── Entries provided

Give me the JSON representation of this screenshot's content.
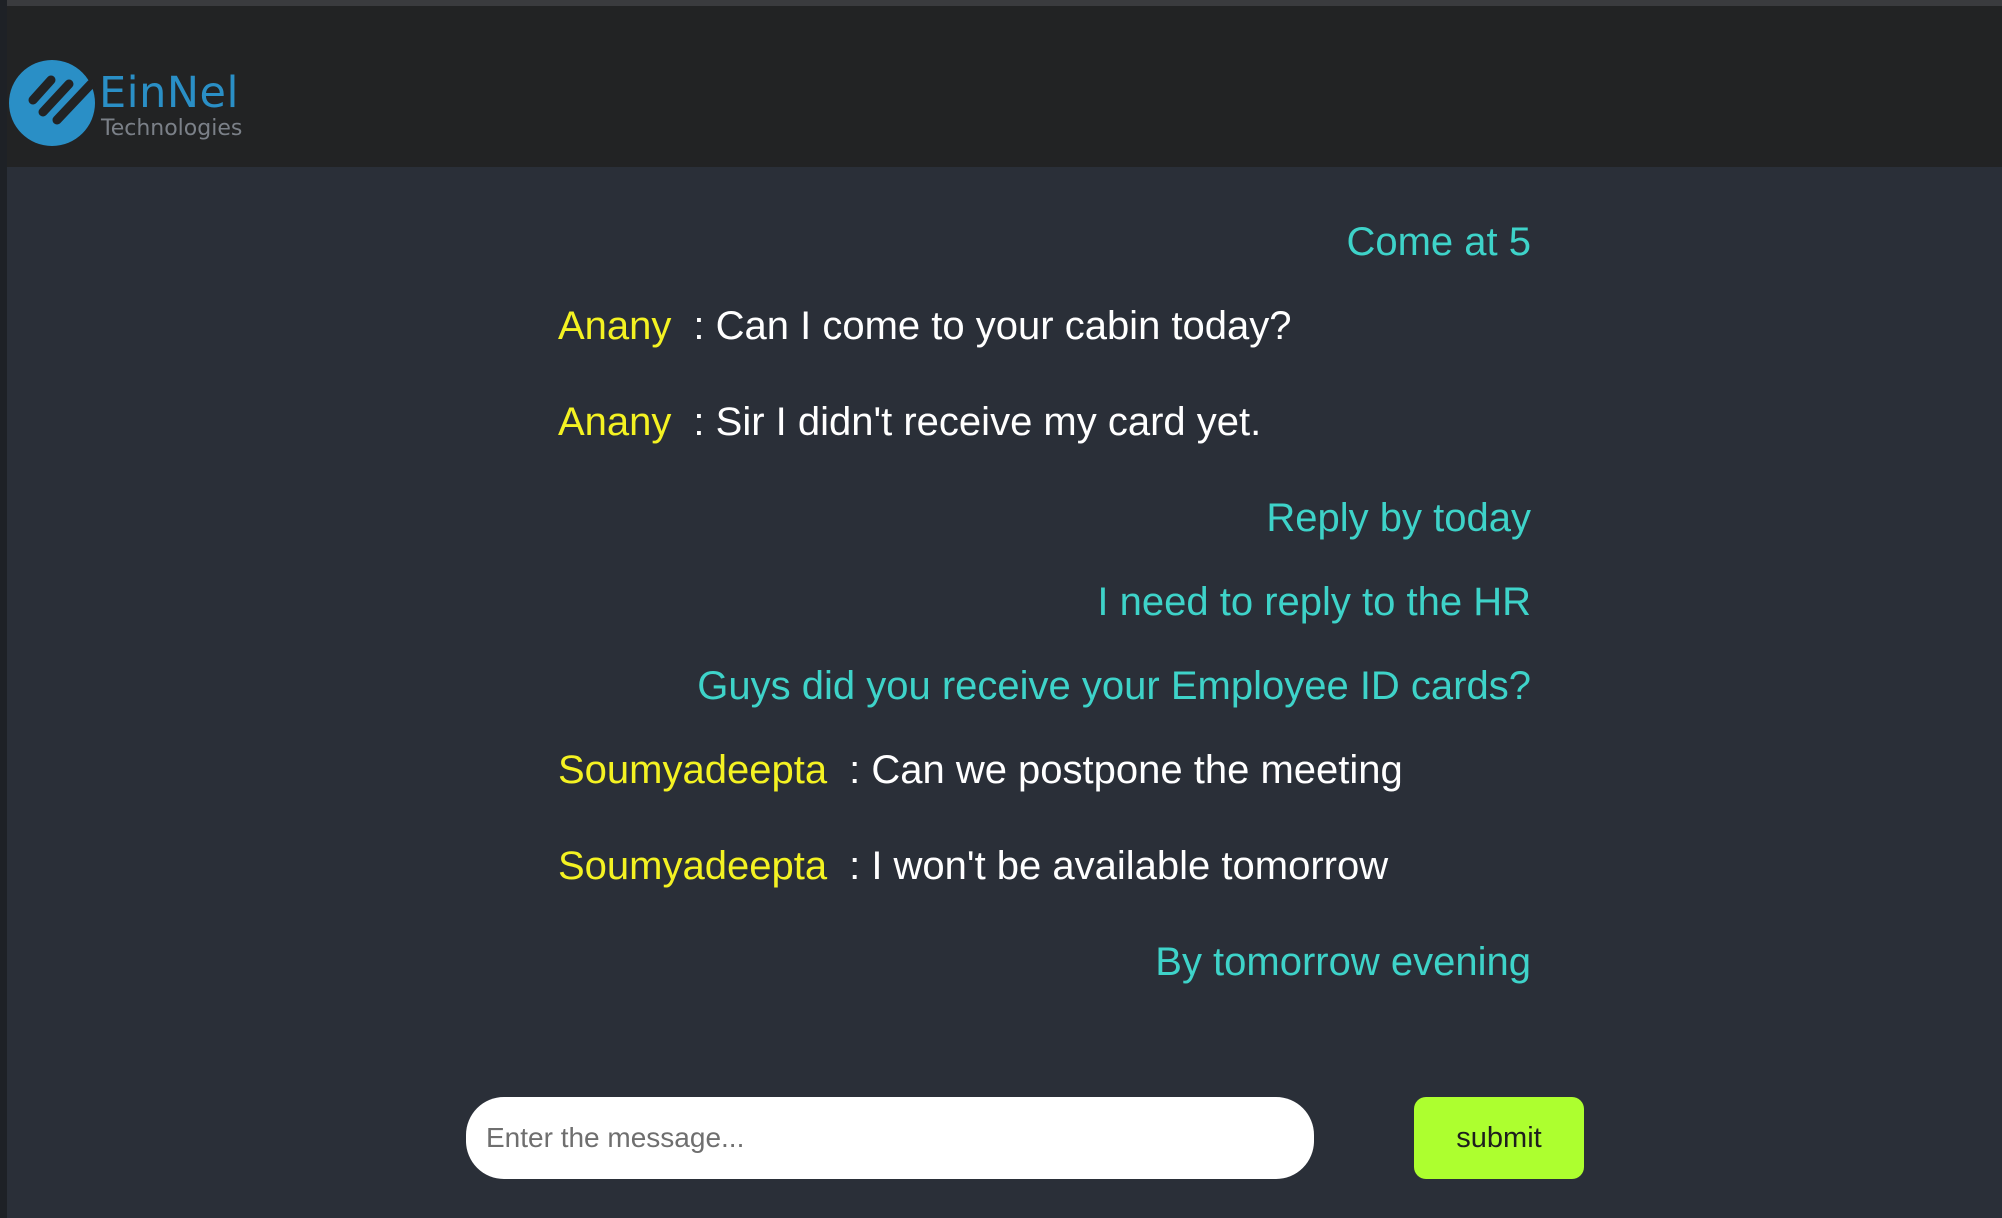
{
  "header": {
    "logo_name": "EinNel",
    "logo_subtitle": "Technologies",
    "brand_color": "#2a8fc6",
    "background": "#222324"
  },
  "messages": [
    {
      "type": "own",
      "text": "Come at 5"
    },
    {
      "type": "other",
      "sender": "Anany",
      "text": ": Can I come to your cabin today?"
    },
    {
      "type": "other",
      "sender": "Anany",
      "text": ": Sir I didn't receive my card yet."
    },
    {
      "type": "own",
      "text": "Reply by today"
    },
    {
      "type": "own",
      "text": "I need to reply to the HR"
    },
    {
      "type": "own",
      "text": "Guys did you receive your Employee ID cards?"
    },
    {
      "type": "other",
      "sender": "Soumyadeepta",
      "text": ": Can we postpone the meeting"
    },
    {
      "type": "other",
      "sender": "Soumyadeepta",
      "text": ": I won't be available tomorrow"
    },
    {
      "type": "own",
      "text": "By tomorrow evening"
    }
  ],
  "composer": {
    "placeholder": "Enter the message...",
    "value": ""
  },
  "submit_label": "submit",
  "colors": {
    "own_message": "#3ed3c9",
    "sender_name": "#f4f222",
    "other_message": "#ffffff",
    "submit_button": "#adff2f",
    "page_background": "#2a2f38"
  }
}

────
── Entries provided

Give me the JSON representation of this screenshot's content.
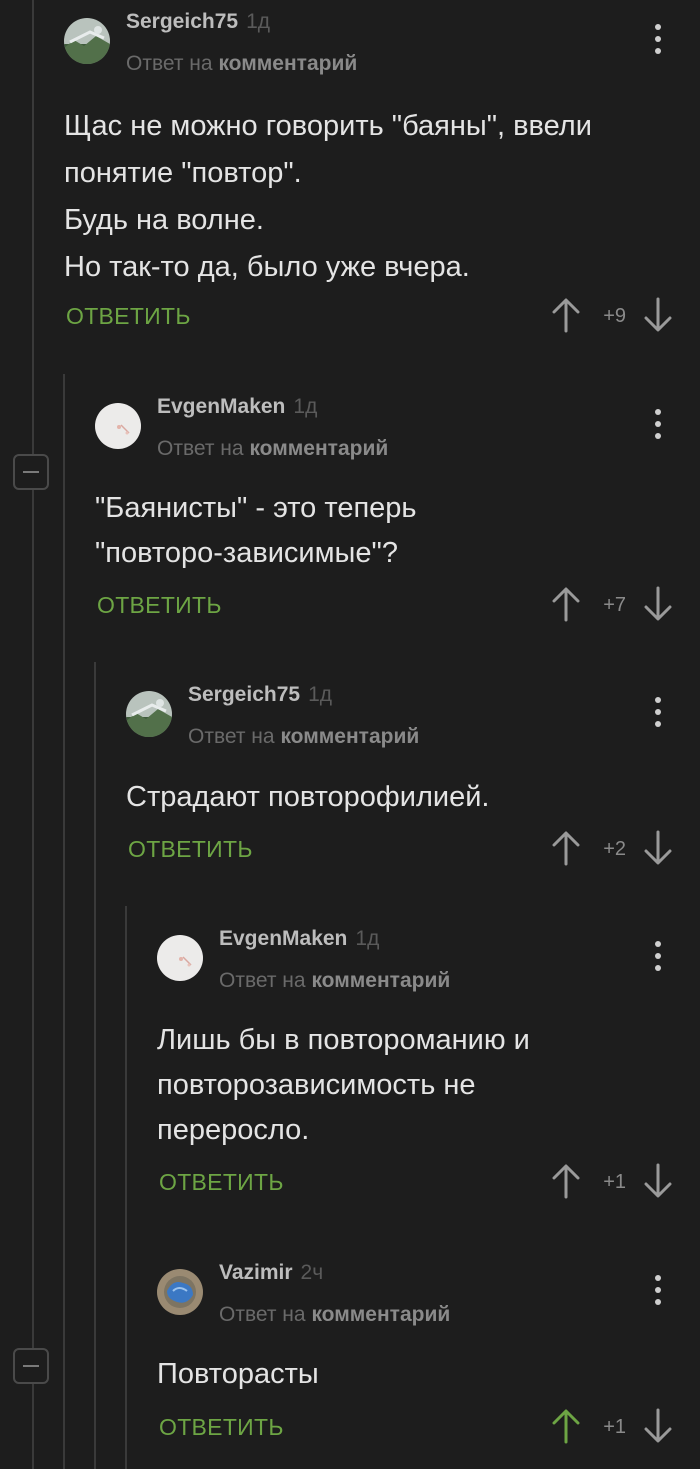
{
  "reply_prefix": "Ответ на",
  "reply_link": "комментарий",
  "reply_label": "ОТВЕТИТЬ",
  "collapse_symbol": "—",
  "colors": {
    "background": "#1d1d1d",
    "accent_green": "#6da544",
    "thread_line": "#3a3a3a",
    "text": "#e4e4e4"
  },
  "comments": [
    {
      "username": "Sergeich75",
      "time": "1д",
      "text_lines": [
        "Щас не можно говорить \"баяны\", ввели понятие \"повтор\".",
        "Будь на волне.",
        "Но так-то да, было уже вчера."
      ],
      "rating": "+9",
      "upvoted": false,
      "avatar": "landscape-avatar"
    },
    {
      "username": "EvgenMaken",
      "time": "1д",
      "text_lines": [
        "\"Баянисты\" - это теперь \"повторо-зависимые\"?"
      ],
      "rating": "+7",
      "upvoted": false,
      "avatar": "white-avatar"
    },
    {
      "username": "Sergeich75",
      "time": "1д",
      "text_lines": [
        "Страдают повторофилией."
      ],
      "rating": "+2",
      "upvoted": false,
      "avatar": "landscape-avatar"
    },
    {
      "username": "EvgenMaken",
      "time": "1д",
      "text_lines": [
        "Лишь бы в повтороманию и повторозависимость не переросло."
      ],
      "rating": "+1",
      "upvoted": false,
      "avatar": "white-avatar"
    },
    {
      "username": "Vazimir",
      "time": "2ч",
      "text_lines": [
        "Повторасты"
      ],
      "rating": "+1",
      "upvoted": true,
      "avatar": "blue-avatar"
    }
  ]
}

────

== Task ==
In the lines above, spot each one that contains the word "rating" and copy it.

== Task result ==
      "rating": "+9",
      "rating": "+7",
      "rating": "+2",
      "rating": "+1",
      "rating": "+1",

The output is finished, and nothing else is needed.